Excerpts from an interface dataset
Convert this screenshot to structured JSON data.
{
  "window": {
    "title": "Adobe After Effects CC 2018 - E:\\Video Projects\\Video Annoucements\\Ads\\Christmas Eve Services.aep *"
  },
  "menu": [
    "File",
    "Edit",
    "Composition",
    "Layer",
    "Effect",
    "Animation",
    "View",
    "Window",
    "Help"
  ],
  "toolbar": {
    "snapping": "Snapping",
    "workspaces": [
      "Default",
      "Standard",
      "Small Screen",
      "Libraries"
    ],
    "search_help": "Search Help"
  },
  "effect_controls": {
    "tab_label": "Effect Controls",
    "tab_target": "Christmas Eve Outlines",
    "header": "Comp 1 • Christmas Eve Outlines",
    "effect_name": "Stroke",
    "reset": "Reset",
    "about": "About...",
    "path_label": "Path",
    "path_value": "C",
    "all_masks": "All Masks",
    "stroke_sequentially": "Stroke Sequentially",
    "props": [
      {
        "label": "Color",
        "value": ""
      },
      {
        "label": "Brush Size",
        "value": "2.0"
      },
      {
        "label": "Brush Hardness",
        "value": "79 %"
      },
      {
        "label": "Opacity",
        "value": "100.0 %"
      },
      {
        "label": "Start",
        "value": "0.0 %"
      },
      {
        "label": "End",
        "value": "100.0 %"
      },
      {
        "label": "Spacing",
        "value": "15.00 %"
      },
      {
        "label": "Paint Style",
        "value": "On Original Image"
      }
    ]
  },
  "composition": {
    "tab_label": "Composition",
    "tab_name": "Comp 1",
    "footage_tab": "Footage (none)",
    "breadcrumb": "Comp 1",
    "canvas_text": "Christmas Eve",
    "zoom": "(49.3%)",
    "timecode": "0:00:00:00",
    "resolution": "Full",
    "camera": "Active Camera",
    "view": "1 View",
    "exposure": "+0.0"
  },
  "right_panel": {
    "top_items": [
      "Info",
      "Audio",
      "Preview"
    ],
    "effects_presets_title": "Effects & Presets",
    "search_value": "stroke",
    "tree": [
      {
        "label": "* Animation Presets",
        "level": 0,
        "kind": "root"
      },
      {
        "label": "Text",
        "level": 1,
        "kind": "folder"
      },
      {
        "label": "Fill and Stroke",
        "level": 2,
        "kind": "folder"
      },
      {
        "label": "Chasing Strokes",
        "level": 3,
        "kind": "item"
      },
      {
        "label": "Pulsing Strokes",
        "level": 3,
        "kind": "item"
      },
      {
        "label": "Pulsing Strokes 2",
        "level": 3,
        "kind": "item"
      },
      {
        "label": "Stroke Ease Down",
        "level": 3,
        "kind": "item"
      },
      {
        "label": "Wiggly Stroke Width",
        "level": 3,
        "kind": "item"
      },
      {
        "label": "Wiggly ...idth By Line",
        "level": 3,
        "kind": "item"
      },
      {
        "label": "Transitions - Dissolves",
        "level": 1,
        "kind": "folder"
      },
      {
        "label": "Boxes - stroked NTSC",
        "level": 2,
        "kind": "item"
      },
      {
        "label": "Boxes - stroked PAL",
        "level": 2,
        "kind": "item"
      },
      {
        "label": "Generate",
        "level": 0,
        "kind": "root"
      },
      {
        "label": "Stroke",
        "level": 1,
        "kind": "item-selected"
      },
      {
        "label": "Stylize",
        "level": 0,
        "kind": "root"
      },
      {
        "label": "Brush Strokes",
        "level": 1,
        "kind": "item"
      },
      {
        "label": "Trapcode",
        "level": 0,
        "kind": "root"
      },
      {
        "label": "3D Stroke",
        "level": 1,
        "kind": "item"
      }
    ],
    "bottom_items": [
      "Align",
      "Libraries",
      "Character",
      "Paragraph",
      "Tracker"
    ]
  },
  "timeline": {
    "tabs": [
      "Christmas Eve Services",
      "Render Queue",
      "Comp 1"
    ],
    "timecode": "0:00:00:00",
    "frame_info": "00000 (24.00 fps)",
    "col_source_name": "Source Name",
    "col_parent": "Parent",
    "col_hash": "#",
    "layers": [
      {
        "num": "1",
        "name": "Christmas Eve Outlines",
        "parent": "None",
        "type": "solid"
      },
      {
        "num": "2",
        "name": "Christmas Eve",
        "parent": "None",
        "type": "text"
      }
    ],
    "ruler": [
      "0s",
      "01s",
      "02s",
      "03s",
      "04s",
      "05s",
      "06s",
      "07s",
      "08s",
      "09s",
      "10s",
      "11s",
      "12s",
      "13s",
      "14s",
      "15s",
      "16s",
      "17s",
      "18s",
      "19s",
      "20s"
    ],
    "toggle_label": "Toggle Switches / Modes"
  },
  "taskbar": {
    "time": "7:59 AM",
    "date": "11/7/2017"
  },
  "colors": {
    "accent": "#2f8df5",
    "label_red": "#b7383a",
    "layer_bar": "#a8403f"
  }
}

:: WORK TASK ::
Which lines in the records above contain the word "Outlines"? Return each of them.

:: ANSWER BOX ::
    "tab_target": "Christmas Eve Outlines",
    "header": "Comp 1 • Christmas Eve Outlines",
        "name": "Christmas Eve Outlines",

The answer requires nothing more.